== STORED DATA ==

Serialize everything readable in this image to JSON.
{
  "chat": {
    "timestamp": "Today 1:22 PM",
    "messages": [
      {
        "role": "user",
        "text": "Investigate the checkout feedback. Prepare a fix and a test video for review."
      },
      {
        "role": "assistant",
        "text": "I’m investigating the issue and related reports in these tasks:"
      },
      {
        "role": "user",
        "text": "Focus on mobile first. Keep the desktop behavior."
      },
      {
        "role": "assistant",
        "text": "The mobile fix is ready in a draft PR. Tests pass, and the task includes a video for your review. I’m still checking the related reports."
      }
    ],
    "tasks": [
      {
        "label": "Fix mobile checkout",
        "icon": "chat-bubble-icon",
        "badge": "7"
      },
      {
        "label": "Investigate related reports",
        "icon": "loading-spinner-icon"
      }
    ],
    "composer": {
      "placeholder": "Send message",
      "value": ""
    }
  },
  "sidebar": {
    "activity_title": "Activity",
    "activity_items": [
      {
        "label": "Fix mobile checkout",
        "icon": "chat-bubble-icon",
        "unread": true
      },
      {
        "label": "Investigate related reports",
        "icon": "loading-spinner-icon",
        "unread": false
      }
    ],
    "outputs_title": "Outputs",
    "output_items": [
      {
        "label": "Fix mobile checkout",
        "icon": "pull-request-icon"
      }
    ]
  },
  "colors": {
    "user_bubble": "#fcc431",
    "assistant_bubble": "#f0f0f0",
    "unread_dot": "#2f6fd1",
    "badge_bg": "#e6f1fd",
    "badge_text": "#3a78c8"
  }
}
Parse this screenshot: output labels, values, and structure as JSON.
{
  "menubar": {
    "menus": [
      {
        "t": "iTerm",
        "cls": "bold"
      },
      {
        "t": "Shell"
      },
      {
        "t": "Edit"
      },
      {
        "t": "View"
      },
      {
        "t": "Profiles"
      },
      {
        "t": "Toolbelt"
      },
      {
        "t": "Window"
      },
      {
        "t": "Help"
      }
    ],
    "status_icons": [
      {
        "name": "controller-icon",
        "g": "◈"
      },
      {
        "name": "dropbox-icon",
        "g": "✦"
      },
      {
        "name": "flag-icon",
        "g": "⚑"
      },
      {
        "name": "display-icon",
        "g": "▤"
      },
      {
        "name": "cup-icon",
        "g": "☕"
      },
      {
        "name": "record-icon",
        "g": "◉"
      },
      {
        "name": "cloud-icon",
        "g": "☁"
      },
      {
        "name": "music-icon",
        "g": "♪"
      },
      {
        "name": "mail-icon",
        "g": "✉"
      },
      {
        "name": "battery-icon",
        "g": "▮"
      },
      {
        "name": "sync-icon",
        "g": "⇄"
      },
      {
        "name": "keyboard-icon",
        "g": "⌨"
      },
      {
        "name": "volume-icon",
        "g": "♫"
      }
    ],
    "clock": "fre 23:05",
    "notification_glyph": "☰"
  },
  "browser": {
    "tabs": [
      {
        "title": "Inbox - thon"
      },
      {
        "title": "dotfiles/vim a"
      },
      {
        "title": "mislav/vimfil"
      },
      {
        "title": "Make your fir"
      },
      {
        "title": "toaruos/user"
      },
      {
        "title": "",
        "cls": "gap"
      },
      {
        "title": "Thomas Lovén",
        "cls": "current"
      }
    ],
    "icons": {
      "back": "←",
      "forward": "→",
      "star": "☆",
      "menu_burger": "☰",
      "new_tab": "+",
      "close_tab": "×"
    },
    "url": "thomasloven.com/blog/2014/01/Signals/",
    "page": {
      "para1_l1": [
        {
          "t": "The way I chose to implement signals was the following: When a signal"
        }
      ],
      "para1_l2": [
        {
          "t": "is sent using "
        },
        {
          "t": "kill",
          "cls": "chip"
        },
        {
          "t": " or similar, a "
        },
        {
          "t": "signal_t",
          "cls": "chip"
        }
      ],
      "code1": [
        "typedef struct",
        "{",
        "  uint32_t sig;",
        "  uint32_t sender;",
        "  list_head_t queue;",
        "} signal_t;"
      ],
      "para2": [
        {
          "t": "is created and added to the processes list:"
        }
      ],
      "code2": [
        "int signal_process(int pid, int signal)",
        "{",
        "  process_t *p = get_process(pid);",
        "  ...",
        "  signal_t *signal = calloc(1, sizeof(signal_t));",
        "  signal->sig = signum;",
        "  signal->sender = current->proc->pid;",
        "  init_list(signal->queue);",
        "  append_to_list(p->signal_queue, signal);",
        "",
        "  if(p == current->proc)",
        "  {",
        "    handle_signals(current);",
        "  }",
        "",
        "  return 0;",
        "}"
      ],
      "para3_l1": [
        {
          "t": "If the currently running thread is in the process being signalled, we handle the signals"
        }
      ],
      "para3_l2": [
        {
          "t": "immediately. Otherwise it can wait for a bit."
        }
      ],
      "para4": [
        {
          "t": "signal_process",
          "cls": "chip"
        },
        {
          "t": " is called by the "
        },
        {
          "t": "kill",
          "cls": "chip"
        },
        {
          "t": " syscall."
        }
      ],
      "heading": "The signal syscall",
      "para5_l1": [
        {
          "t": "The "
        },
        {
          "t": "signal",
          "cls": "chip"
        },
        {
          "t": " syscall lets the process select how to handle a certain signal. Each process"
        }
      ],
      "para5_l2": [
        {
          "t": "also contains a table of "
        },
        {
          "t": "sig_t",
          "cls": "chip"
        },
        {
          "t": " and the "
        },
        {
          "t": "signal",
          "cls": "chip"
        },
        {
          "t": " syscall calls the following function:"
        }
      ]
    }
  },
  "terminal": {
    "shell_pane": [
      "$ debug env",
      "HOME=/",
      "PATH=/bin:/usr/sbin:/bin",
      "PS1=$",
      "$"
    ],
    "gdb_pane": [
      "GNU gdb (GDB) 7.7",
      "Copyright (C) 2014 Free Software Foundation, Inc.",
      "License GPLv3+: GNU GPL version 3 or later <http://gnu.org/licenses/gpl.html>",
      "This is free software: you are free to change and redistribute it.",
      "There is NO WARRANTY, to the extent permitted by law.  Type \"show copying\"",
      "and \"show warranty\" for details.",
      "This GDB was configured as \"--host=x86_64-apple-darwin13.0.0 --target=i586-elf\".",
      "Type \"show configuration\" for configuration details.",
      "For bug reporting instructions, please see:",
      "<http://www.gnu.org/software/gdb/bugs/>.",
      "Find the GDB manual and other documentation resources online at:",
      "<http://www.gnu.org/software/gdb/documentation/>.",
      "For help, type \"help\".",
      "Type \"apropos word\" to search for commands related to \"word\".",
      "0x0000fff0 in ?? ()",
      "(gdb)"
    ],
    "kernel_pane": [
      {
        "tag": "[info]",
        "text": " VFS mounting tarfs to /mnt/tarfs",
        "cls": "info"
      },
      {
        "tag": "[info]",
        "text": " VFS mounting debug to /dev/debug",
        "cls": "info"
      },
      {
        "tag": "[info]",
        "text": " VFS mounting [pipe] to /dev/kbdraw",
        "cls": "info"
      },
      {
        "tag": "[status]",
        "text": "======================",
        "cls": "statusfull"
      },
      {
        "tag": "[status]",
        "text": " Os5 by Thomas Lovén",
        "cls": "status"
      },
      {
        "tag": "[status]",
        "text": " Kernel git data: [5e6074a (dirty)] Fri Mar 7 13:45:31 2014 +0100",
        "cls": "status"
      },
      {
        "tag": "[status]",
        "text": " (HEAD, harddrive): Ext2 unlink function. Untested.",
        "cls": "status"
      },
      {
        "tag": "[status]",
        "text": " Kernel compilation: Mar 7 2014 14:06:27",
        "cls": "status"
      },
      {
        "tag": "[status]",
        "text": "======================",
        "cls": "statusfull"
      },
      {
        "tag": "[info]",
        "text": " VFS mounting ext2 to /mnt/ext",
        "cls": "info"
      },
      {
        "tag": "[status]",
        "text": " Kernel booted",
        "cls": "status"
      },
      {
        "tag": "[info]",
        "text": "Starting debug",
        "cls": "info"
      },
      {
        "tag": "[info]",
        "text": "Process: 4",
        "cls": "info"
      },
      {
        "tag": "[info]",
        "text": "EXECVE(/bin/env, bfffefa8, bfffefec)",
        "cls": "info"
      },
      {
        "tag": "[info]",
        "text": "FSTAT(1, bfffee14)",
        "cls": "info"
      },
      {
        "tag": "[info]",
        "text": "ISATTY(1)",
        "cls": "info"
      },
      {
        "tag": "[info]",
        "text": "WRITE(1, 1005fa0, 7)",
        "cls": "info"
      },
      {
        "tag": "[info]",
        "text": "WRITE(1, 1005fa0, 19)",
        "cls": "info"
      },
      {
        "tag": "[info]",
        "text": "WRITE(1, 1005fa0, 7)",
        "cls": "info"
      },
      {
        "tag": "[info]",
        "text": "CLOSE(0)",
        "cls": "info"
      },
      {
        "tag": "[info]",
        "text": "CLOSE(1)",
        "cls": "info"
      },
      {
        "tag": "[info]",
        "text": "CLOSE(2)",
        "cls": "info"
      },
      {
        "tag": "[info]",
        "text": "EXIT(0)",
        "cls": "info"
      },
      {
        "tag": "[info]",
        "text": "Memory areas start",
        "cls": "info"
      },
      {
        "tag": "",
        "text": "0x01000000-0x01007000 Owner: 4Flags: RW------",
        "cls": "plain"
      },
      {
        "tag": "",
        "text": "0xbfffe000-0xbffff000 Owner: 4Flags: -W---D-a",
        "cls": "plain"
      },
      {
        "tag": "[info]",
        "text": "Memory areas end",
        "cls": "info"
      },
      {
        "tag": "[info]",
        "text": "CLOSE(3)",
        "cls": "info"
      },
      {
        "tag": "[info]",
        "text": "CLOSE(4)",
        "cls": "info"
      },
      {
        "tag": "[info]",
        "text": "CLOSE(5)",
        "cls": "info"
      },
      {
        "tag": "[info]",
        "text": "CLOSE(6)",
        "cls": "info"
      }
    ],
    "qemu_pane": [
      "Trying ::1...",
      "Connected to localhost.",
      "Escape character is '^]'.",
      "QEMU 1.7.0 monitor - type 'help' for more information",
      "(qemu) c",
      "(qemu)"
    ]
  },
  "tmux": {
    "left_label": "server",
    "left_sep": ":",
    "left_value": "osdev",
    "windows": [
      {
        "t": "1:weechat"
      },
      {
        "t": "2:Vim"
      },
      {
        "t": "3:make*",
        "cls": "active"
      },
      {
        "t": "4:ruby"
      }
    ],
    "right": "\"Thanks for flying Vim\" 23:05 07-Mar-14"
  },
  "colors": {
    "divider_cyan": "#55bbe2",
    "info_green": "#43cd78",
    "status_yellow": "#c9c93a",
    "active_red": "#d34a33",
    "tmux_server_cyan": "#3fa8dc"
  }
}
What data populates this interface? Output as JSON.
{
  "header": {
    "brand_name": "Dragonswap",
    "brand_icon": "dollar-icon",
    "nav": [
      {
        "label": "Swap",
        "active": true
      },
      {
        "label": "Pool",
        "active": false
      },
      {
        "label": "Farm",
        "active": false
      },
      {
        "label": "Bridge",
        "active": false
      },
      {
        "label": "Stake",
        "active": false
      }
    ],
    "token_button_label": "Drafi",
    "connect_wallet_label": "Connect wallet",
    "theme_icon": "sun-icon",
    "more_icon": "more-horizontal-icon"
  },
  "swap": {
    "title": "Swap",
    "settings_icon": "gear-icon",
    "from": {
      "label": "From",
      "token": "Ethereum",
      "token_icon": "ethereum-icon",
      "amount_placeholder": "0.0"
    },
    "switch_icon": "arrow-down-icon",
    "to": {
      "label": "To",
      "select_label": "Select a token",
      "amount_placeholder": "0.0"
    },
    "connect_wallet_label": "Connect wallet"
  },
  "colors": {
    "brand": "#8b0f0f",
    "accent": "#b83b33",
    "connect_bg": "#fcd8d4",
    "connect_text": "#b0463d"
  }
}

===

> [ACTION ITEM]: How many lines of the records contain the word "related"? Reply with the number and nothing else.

> [SOLUTION]: 5